++++ Data ++++

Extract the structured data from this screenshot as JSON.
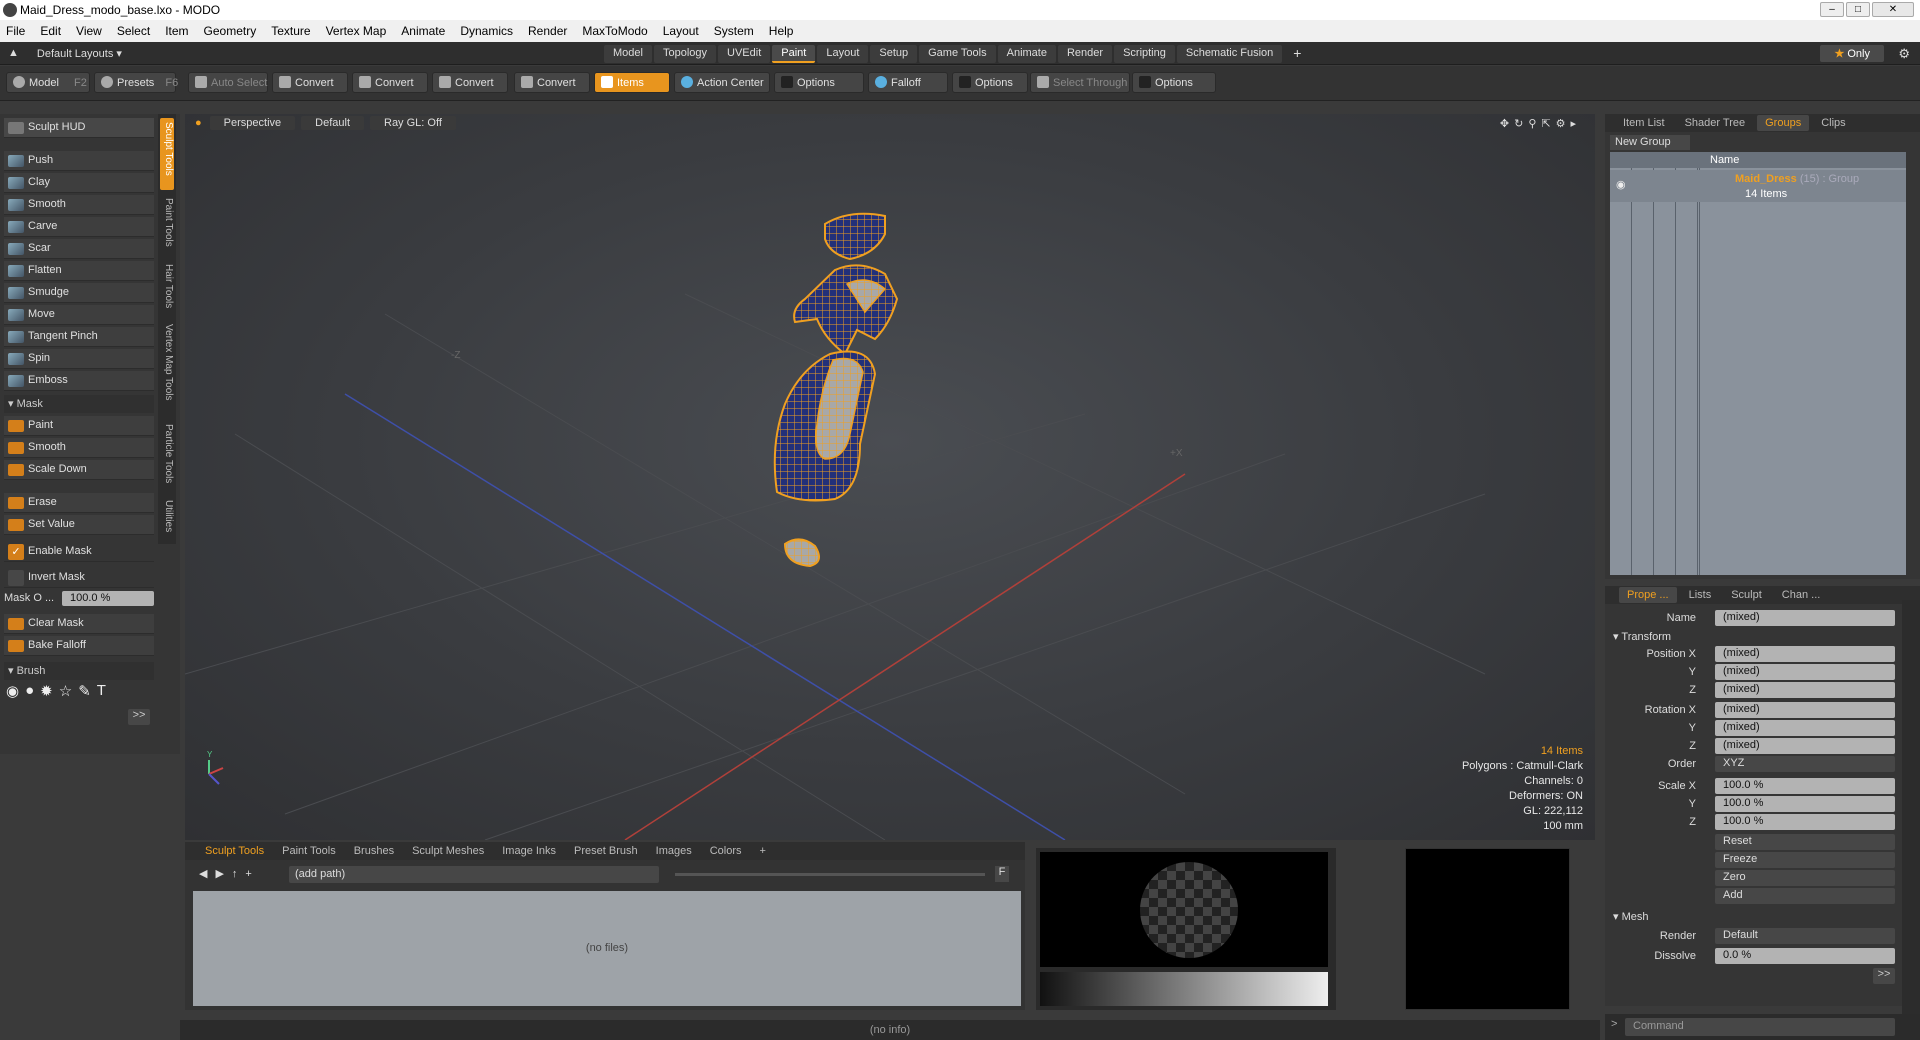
{
  "window": {
    "title": "Maid_Dress_modo_base.lxo - MODO"
  },
  "menu": [
    "File",
    "Edit",
    "View",
    "Select",
    "Item",
    "Geometry",
    "Texture",
    "Vertex Map",
    "Animate",
    "Dynamics",
    "Render",
    "MaxToModo",
    "Layout",
    "System",
    "Help"
  ],
  "layoutbar": {
    "layouts_label": "Default Layouts ▾",
    "tabs": [
      "Model",
      "Topology",
      "UVEdit",
      "Paint",
      "Layout",
      "Setup",
      "Game Tools",
      "Animate",
      "Render",
      "Scripting",
      "Schematic Fusion"
    ],
    "active_tab": "Paint",
    "only_label": "Only"
  },
  "toolbar": {
    "model": "Model",
    "model_key": "F2",
    "presets": "Presets",
    "presets_key": "F6",
    "auto_select": "Auto Select",
    "convert1": "Convert",
    "convert2": "Convert",
    "convert3": "Convert",
    "convert4": "Convert",
    "items": "Items",
    "action_center": "Action Center",
    "options1": "Options",
    "falloff": "Falloff",
    "options2": "Options",
    "select_through": "Select Through",
    "options3": "Options"
  },
  "left": {
    "sculpt_hud": "Sculpt HUD",
    "tools": [
      "Push",
      "Clay",
      "Smooth",
      "Carve",
      "Scar",
      "Flatten",
      "Smudge",
      "Move",
      "Tangent Pinch",
      "Spin",
      "Emboss"
    ],
    "mask_header": "Mask",
    "mask_tools": [
      "Paint",
      "Smooth",
      "Scale Down"
    ],
    "erase": "Erase",
    "set_value": "Set Value",
    "enable_mask": "Enable Mask",
    "invert_mask": "Invert Mask",
    "mask_opacity_label": "Mask O ...",
    "mask_opacity_value": "100.0 %",
    "clear_mask": "Clear Mask",
    "bake_falloff": "Bake Falloff",
    "brush_header": "Brush",
    "more": ">>"
  },
  "vtabs": [
    "Sculpt Tools",
    "Paint Tools",
    "Hair Tools",
    "Vertex Map Tools",
    "Particle Tools",
    "Utilities"
  ],
  "viewport": {
    "view": "Perspective",
    "shading": "Default",
    "raygl": "Ray GL: Off",
    "stats": {
      "items": "14 Items",
      "polygons": "Polygons : Catmull-Clark",
      "channels": "Channels: 0",
      "deformers": "Deformers: ON",
      "gl": "GL: 222,112",
      "scale": "100 mm"
    }
  },
  "right": {
    "tabs": [
      "Item List",
      "Shader Tree",
      "Groups",
      "Clips"
    ],
    "active_tab": "Groups",
    "new_group": "New Group",
    "name_header": "Name",
    "group_name": "Maid_Dress",
    "group_meta": "(15) : Group",
    "group_items": "14 Items"
  },
  "props": {
    "tabs": [
      "Prope ...",
      "Lists",
      "Sculpt",
      "Chan ..."
    ],
    "name_label": "Name",
    "name_value": "(mixed)",
    "transform": "Transform",
    "position_x": "Position X",
    "y": "Y",
    "z": "Z",
    "rotation_x": "Rotation X",
    "mixed": "(mixed)",
    "order_label": "Order",
    "order_value": "XYZ",
    "scale_x": "Scale X",
    "scale_value": "100.0 %",
    "reset": "Reset",
    "freeze": "Freeze",
    "zero": "Zero",
    "add": "Add",
    "mesh": "Mesh",
    "render_label": "Render",
    "render_value": "Default",
    "dissolve_label": "Dissolve",
    "dissolve_value": "0.0 %",
    "more": ">>"
  },
  "bottom": {
    "tabs": [
      "Sculpt Tools",
      "Paint Tools",
      "Brushes",
      "Sculpt Meshes",
      "Image Inks",
      "Preset Brush",
      "Images",
      "Colors"
    ],
    "path_placeholder": "(add path)",
    "no_files": "(no files)",
    "f_label": "F"
  },
  "status": {
    "info": "(no info)",
    "command_placeholder": "Command"
  },
  "colors": {
    "accent": "#e8951e",
    "wire": "#f0a020",
    "mesh_fill": "#2a3a8a"
  }
}
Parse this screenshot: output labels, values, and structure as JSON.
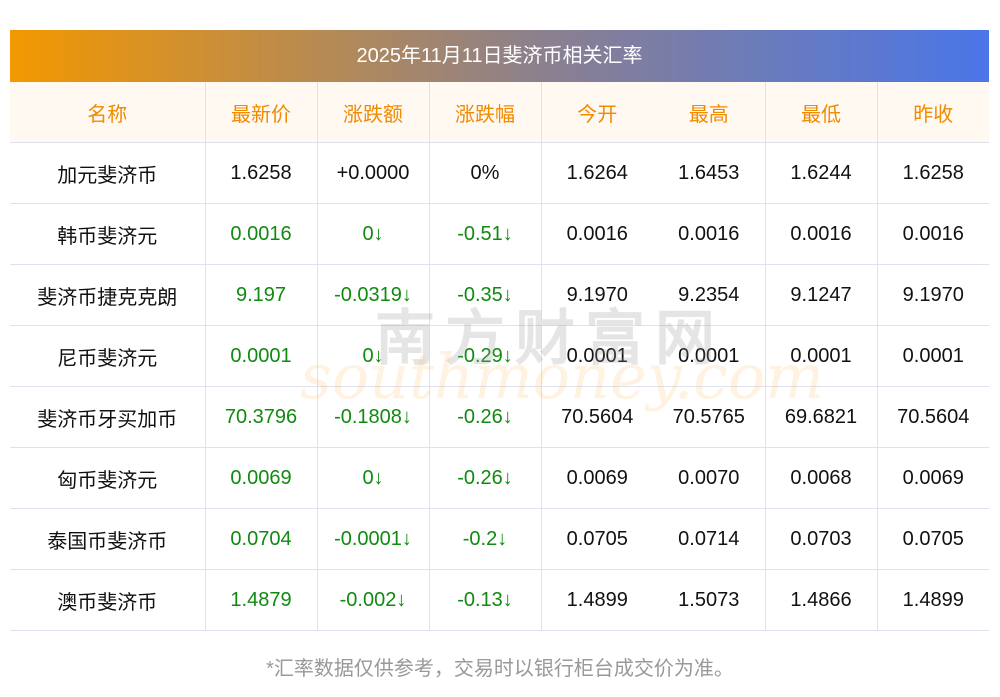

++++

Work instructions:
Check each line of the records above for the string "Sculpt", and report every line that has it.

Written response:
    "sculpt_hud": "Sculpt HUD",
    "Sculpt Tools",
      "Sculpt",
      "Sculpt Tools",
      "Sculpt Meshes",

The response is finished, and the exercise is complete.